[DATA — start]

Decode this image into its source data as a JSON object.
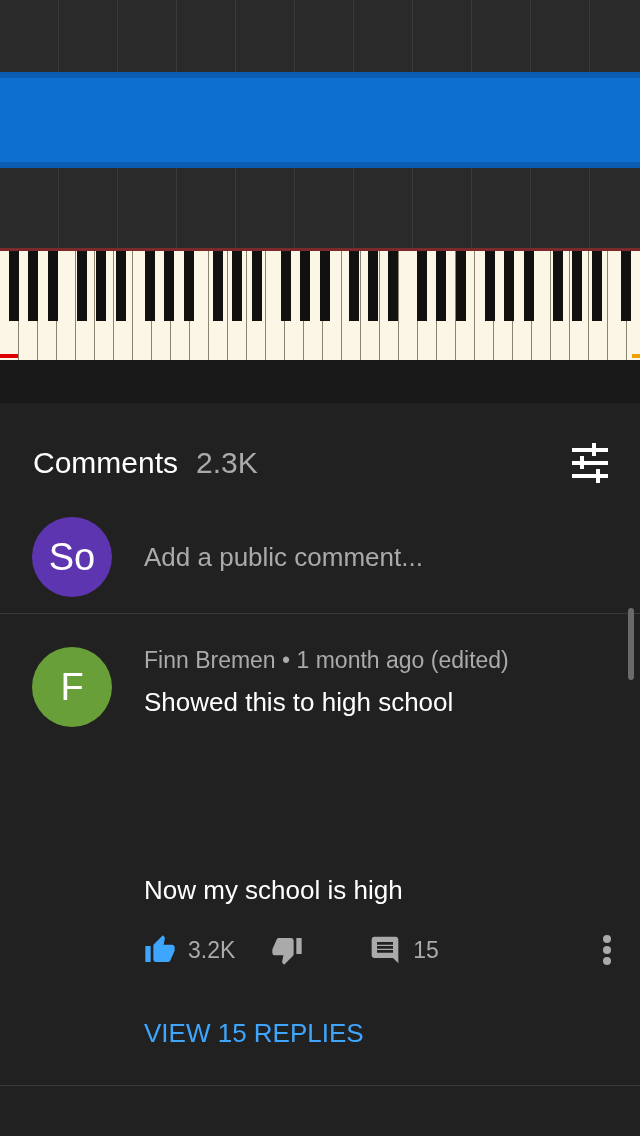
{
  "comments": {
    "title": "Comments",
    "count": "2.3K",
    "composer": {
      "avatar_initials": "So",
      "placeholder": "Add a public comment..."
    },
    "items": [
      {
        "avatar_initial": "F",
        "author": "Finn Bremen",
        "separator": "•",
        "time": "1 month ago (edited)",
        "text": "Showed this to high school\n\n\n\n\nNow my school is high",
        "likes": "3.2K",
        "liked": true,
        "disliked": false,
        "reply_count": "15",
        "view_replies": "VIEW 15 REPLIES"
      }
    ]
  }
}
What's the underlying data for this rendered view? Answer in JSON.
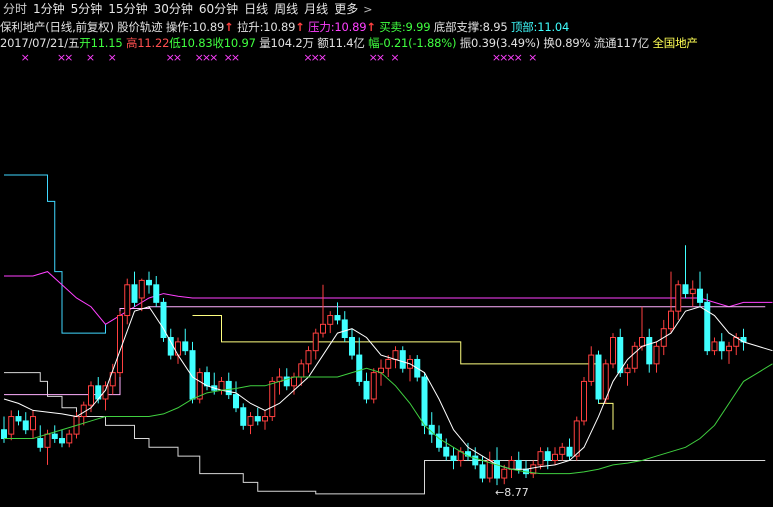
{
  "toolbar": {
    "periods": [
      "分时",
      "1分钟",
      "5分钟",
      "15分钟",
      "30分钟",
      "60分钟",
      "日线",
      "周线",
      "月线"
    ],
    "more_label": "更多",
    "more_arrow": ">"
  },
  "indicator": {
    "title": "保利地产(日线,前复权) 股价轨迹",
    "op_label": "操作:",
    "op_value": "10.89",
    "pull_label": "拉升:",
    "pull_value": "10.89",
    "pressure_label": "压力:",
    "pressure_value": "10.89",
    "buysell_label": "买卖:",
    "buysell_value": "9.99",
    "support_label": "底部支撑:",
    "support_value": "8.95",
    "top_label": "顶部:",
    "top_value": "11.04",
    "arrow": "↑"
  },
  "quote": {
    "date": "2017/07/21/五",
    "open_label": "开",
    "open": "11.15",
    "high_label": "高",
    "high": "11.22",
    "low_label": "低",
    "low": "10.83",
    "close_label": "收",
    "close": "10.97",
    "vol_label": "量",
    "vol": "104.2万",
    "amount_label": "额",
    "amount": "11.4亿",
    "change_label": "幅",
    "change": "-0.21(-1.88%)",
    "amp_label": "振",
    "amp": "0.39(3.49%)",
    "turnover_label": "换",
    "turnover": "0.89%",
    "float_label": "流通",
    "float": "117亿",
    "name": "全国地产"
  },
  "marker_glyph": "×",
  "annotation": {
    "low_text": "←8.77"
  },
  "colors": {
    "up": "#ff4040",
    "down": "#40ffff",
    "cyan_line": "#40d8ff",
    "magenta": "#ff40ff",
    "yellow": "#ffff80",
    "green": "#40d040",
    "white": "#ffffff",
    "support": "#d8d8d8",
    "resistance": "#ffb0ff"
  },
  "chart_data": {
    "type": "candlestick",
    "price_range": [
      8.6,
      12.3
    ],
    "candles": [
      [
        9.4,
        9.55,
        9.25,
        9.3
      ],
      [
        9.35,
        9.62,
        9.28,
        9.55
      ],
      [
        9.55,
        9.62,
        9.45,
        9.5
      ],
      [
        9.5,
        9.6,
        9.35,
        9.4
      ],
      [
        9.4,
        9.62,
        9.3,
        9.55
      ],
      [
        9.3,
        9.45,
        9.15,
        9.2
      ],
      [
        9.2,
        9.4,
        9.0,
        9.35
      ],
      [
        9.35,
        9.45,
        9.25,
        9.3
      ],
      [
        9.3,
        9.4,
        9.2,
        9.25
      ],
      [
        9.25,
        9.4,
        9.2,
        9.35
      ],
      [
        9.35,
        9.6,
        9.3,
        9.55
      ],
      [
        9.55,
        9.72,
        9.45,
        9.68
      ],
      [
        9.68,
        9.95,
        9.6,
        9.9
      ],
      [
        9.9,
        10.0,
        9.7,
        9.75
      ],
      [
        9.75,
        9.95,
        9.62,
        9.9
      ],
      [
        9.9,
        10.15,
        9.8,
        10.05
      ],
      [
        10.05,
        10.75,
        10.0,
        10.7
      ],
      [
        10.7,
        11.12,
        10.6,
        11.05
      ],
      [
        11.05,
        11.2,
        10.8,
        10.85
      ],
      [
        10.9,
        11.12,
        10.75,
        11.1
      ],
      [
        11.1,
        11.2,
        10.95,
        11.05
      ],
      [
        11.05,
        11.15,
        10.8,
        10.85
      ],
      [
        10.85,
        10.9,
        10.4,
        10.45
      ],
      [
        10.45,
        10.55,
        10.2,
        10.25
      ],
      [
        10.25,
        10.45,
        10.15,
        10.4
      ],
      [
        10.4,
        10.55,
        10.25,
        10.3
      ],
      [
        10.3,
        10.4,
        9.7,
        9.75
      ],
      [
        9.75,
        10.1,
        9.7,
        10.05
      ],
      [
        10.05,
        10.12,
        9.85,
        9.9
      ],
      [
        9.9,
        10.05,
        9.8,
        9.85
      ],
      [
        9.85,
        10.0,
        9.8,
        9.95
      ],
      [
        9.95,
        10.05,
        9.75,
        9.8
      ],
      [
        9.8,
        9.95,
        9.6,
        9.65
      ],
      [
        9.65,
        9.7,
        9.4,
        9.45
      ],
      [
        9.45,
        9.6,
        9.35,
        9.55
      ],
      [
        9.55,
        9.65,
        9.45,
        9.5
      ],
      [
        9.5,
        9.62,
        9.4,
        9.55
      ],
      [
        9.55,
        10.0,
        9.5,
        9.95
      ],
      [
        9.95,
        10.1,
        9.8,
        10.0
      ],
      [
        10.0,
        10.1,
        9.85,
        9.9
      ],
      [
        9.9,
        10.05,
        9.8,
        10.0
      ],
      [
        10.0,
        10.2,
        9.9,
        10.15
      ],
      [
        10.15,
        10.35,
        10.05,
        10.3
      ],
      [
        10.3,
        10.55,
        10.2,
        10.5
      ],
      [
        10.5,
        11.05,
        10.45,
        10.6
      ],
      [
        10.6,
        10.75,
        10.5,
        10.7
      ],
      [
        10.7,
        10.85,
        10.6,
        10.65
      ],
      [
        10.65,
        10.75,
        10.4,
        10.45
      ],
      [
        10.45,
        10.55,
        10.2,
        10.25
      ],
      [
        10.25,
        10.45,
        9.9,
        9.95
      ],
      [
        9.95,
        10.05,
        9.7,
        9.75
      ],
      [
        9.75,
        10.1,
        9.7,
        10.05
      ],
      [
        10.05,
        10.2,
        9.9,
        10.1
      ],
      [
        10.1,
        10.25,
        10.0,
        10.2
      ],
      [
        10.2,
        10.35,
        10.1,
        10.3
      ],
      [
        10.3,
        10.35,
        10.05,
        10.1
      ],
      [
        10.1,
        10.25,
        9.95,
        10.2
      ],
      [
        10.2,
        10.25,
        9.95,
        10.0
      ],
      [
        10.0,
        10.05,
        9.35,
        9.45
      ],
      [
        9.45,
        9.6,
        9.25,
        9.35
      ],
      [
        9.35,
        9.45,
        9.15,
        9.2
      ],
      [
        9.2,
        9.3,
        9.05,
        9.1
      ],
      [
        9.1,
        9.2,
        8.95,
        9.05
      ],
      [
        9.05,
        9.2,
        8.98,
        9.15
      ],
      [
        9.15,
        9.25,
        9.05,
        9.1
      ],
      [
        9.1,
        9.2,
        8.95,
        9.0
      ],
      [
        9.0,
        9.1,
        8.8,
        8.85
      ],
      [
        8.85,
        9.15,
        8.8,
        9.05
      ],
      [
        9.05,
        9.2,
        8.77,
        8.85
      ],
      [
        8.85,
        9.0,
        8.78,
        8.95
      ],
      [
        8.95,
        9.1,
        8.85,
        9.05
      ],
      [
        9.05,
        9.15,
        8.9,
        8.95
      ],
      [
        8.95,
        9.05,
        8.85,
        8.9
      ],
      [
        8.9,
        9.05,
        8.85,
        9.0
      ],
      [
        9.0,
        9.2,
        8.95,
        9.15
      ],
      [
        9.15,
        9.2,
        8.95,
        9.05
      ],
      [
        9.05,
        9.2,
        9.0,
        9.12
      ],
      [
        9.12,
        9.25,
        9.05,
        9.2
      ],
      [
        9.2,
        9.3,
        9.05,
        9.1
      ],
      [
        9.1,
        9.55,
        9.05,
        9.5
      ],
      [
        9.5,
        10.0,
        9.45,
        9.95
      ],
      [
        9.95,
        10.35,
        9.9,
        10.25
      ],
      [
        10.25,
        10.3,
        9.7,
        9.75
      ],
      [
        9.75,
        10.2,
        9.7,
        10.15
      ],
      [
        10.15,
        10.5,
        10.1,
        10.45
      ],
      [
        10.45,
        10.55,
        10.0,
        10.05
      ],
      [
        10.05,
        10.15,
        9.9,
        10.1
      ],
      [
        10.1,
        10.4,
        10.05,
        10.35
      ],
      [
        10.35,
        10.8,
        10.3,
        10.45
      ],
      [
        10.45,
        10.55,
        10.05,
        10.15
      ],
      [
        10.15,
        10.4,
        10.05,
        10.35
      ],
      [
        10.35,
        10.65,
        10.25,
        10.55
      ],
      [
        10.55,
        11.2,
        10.5,
        10.75
      ],
      [
        10.75,
        11.1,
        10.65,
        11.05
      ],
      [
        11.05,
        11.5,
        10.9,
        10.95
      ],
      [
        10.95,
        11.1,
        10.8,
        11.0
      ],
      [
        11.0,
        11.2,
        10.8,
        10.85
      ],
      [
        10.85,
        10.95,
        10.25,
        10.3
      ],
      [
        10.3,
        10.45,
        10.25,
        10.4
      ],
      [
        10.4,
        10.5,
        10.2,
        10.3
      ],
      [
        10.3,
        10.4,
        10.15,
        10.35
      ],
      [
        10.35,
        10.5,
        10.25,
        10.45
      ],
      [
        10.45,
        10.55,
        10.3,
        10.4
      ]
    ],
    "lines": {
      "support": [
        [
          0,
          10.05
        ],
        [
          4,
          10.05
        ],
        [
          5,
          9.95
        ],
        [
          6,
          9.78
        ],
        [
          8,
          9.65
        ],
        [
          10,
          9.55
        ],
        [
          14,
          9.45
        ],
        [
          18,
          9.3
        ],
        [
          20,
          9.2
        ],
        [
          24,
          9.1
        ],
        [
          27,
          8.9
        ],
        [
          33,
          8.8
        ],
        [
          34,
          8.8
        ],
        [
          35,
          8.7
        ],
        [
          36,
          8.7
        ],
        [
          40,
          8.7
        ],
        [
          43,
          8.67
        ],
        [
          44,
          8.67
        ],
        [
          45,
          8.67
        ],
        [
          47,
          8.67
        ],
        [
          48,
          8.67
        ],
        [
          49,
          8.67
        ],
        [
          52,
          8.67
        ],
        [
          53,
          8.67
        ],
        [
          55,
          8.67
        ],
        [
          57,
          8.67
        ],
        [
          58,
          9.05
        ],
        [
          62,
          9.05
        ],
        [
          69,
          9.05
        ],
        [
          80,
          9.05
        ],
        [
          90,
          9.05
        ],
        [
          100,
          9.05
        ],
        [
          103,
          9.05
        ],
        [
          105,
          9.05
        ]
      ],
      "upper": [
        [
          26,
          10.7
        ],
        [
          30,
          10.4
        ],
        [
          34,
          10.4
        ],
        [
          36,
          10.4
        ],
        [
          40,
          10.4
        ],
        [
          44,
          10.4
        ],
        [
          48,
          10.4
        ],
        [
          52,
          10.4
        ],
        [
          56,
          10.4
        ],
        [
          60,
          10.4
        ],
        [
          63,
          10.15
        ],
        [
          64,
          10.15
        ],
        [
          68,
          10.15
        ],
        [
          72,
          10.15
        ],
        [
          76,
          10.15
        ],
        [
          80,
          10.15
        ],
        [
          82,
          9.7
        ],
        [
          84,
          9.4
        ]
      ],
      "resistance": [
        [
          0,
          9.8
        ],
        [
          12,
          9.8
        ],
        [
          14,
          9.8
        ],
        [
          16,
          10.78
        ],
        [
          20,
          10.8
        ],
        [
          30,
          10.8
        ],
        [
          40,
          10.8
        ],
        [
          50,
          10.8
        ],
        [
          60,
          10.8
        ],
        [
          70,
          10.8
        ],
        [
          80,
          10.8
        ],
        [
          90,
          10.8
        ],
        [
          100,
          10.8
        ],
        [
          105,
          10.8
        ]
      ],
      "magenta": [
        [
          0,
          11.15
        ],
        [
          4,
          11.15
        ],
        [
          6,
          11.2
        ],
        [
          8,
          11.05
        ],
        [
          10,
          10.9
        ],
        [
          12,
          10.8
        ],
        [
          14,
          10.6
        ],
        [
          16,
          10.7
        ],
        [
          18,
          10.8
        ],
        [
          20,
          10.9
        ],
        [
          22,
          10.95
        ],
        [
          24,
          10.92
        ],
        [
          26,
          10.9
        ],
        [
          30,
          10.9
        ],
        [
          40,
          10.9
        ],
        [
          50,
          10.9
        ],
        [
          60,
          10.9
        ],
        [
          70,
          10.9
        ],
        [
          80,
          10.9
        ],
        [
          90,
          10.9
        ],
        [
          96,
          10.9
        ],
        [
          98,
          10.85
        ],
        [
          100,
          10.8
        ],
        [
          102,
          10.85
        ],
        [
          104,
          10.85
        ],
        [
          106,
          10.85
        ]
      ],
      "cyan": [
        [
          0,
          12.3
        ],
        [
          5,
          12.3
        ],
        [
          6,
          12.0
        ],
        [
          7,
          11.2
        ],
        [
          8,
          10.5
        ],
        [
          9,
          10.5
        ],
        [
          10,
          10.5
        ],
        [
          12,
          10.5
        ],
        [
          13,
          10.5
        ],
        [
          14,
          10.6
        ]
      ],
      "white_ma": [
        [
          0,
          9.75
        ],
        [
          2,
          9.7
        ],
        [
          4,
          9.62
        ],
        [
          6,
          9.6
        ],
        [
          8,
          9.58
        ],
        [
          10,
          9.55
        ],
        [
          12,
          9.65
        ],
        [
          14,
          9.85
        ],
        [
          16,
          10.3
        ],
        [
          18,
          10.75
        ],
        [
          20,
          10.8
        ],
        [
          22,
          10.55
        ],
        [
          24,
          10.25
        ],
        [
          26,
          10.0
        ],
        [
          28,
          9.9
        ],
        [
          30,
          9.85
        ],
        [
          32,
          9.82
        ],
        [
          34,
          9.7
        ],
        [
          36,
          9.62
        ],
        [
          38,
          9.7
        ],
        [
          40,
          9.85
        ],
        [
          42,
          10.0
        ],
        [
          44,
          10.25
        ],
        [
          46,
          10.5
        ],
        [
          48,
          10.55
        ],
        [
          50,
          10.45
        ],
        [
          52,
          10.25
        ],
        [
          54,
          10.2
        ],
        [
          56,
          10.15
        ],
        [
          58,
          10.05
        ],
        [
          60,
          9.75
        ],
        [
          62,
          9.4
        ],
        [
          64,
          9.2
        ],
        [
          66,
          9.1
        ],
        [
          68,
          9.0
        ],
        [
          70,
          8.95
        ],
        [
          72,
          8.95
        ],
        [
          74,
          8.98
        ],
        [
          76,
          9.0
        ],
        [
          78,
          9.05
        ],
        [
          80,
          9.2
        ],
        [
          82,
          9.55
        ],
        [
          84,
          9.95
        ],
        [
          86,
          10.2
        ],
        [
          88,
          10.35
        ],
        [
          90,
          10.4
        ],
        [
          92,
          10.5
        ],
        [
          94,
          10.75
        ],
        [
          96,
          10.8
        ],
        [
          98,
          10.7
        ],
        [
          100,
          10.5
        ],
        [
          102,
          10.4
        ],
        [
          104,
          10.35
        ],
        [
          106,
          10.3
        ]
      ],
      "green_ma": [
        [
          0,
          9.3
        ],
        [
          4,
          9.3
        ],
        [
          8,
          9.4
        ],
        [
          10,
          9.45
        ],
        [
          12,
          9.5
        ],
        [
          14,
          9.55
        ],
        [
          16,
          9.55
        ],
        [
          18,
          9.55
        ],
        [
          20,
          9.55
        ],
        [
          22,
          9.58
        ],
        [
          24,
          9.65
        ],
        [
          26,
          9.75
        ],
        [
          28,
          9.82
        ],
        [
          30,
          9.85
        ],
        [
          32,
          9.87
        ],
        [
          34,
          9.9
        ],
        [
          36,
          9.9
        ],
        [
          38,
          9.95
        ],
        [
          40,
          10.0
        ],
        [
          42,
          10.0
        ],
        [
          44,
          10.0
        ],
        [
          46,
          10.0
        ],
        [
          48,
          10.05
        ],
        [
          50,
          10.1
        ],
        [
          52,
          10.05
        ],
        [
          54,
          9.9
        ],
        [
          56,
          9.7
        ],
        [
          58,
          9.45
        ],
        [
          60,
          9.3
        ],
        [
          62,
          9.2
        ],
        [
          64,
          9.1
        ],
        [
          66,
          9.05
        ],
        [
          68,
          9.0
        ],
        [
          70,
          8.95
        ],
        [
          72,
          8.92
        ],
        [
          74,
          8.9
        ],
        [
          76,
          8.9
        ],
        [
          78,
          8.9
        ],
        [
          80,
          8.92
        ],
        [
          82,
          8.95
        ],
        [
          84,
          9.0
        ],
        [
          86,
          9.02
        ],
        [
          88,
          9.05
        ],
        [
          90,
          9.1
        ],
        [
          92,
          9.15
        ],
        [
          94,
          9.2
        ],
        [
          96,
          9.3
        ],
        [
          98,
          9.45
        ],
        [
          100,
          9.7
        ],
        [
          102,
          9.95
        ],
        [
          104,
          10.05
        ],
        [
          106,
          10.15
        ]
      ]
    },
    "markers_x": [
      1,
      6,
      7,
      10,
      13,
      21,
      22,
      25,
      26,
      27,
      29,
      30,
      40,
      41,
      42,
      49,
      50,
      52,
      66,
      67,
      68,
      69,
      71
    ]
  }
}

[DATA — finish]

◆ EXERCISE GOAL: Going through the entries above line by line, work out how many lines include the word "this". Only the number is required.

◆ WRITTEN SOLUTION: 3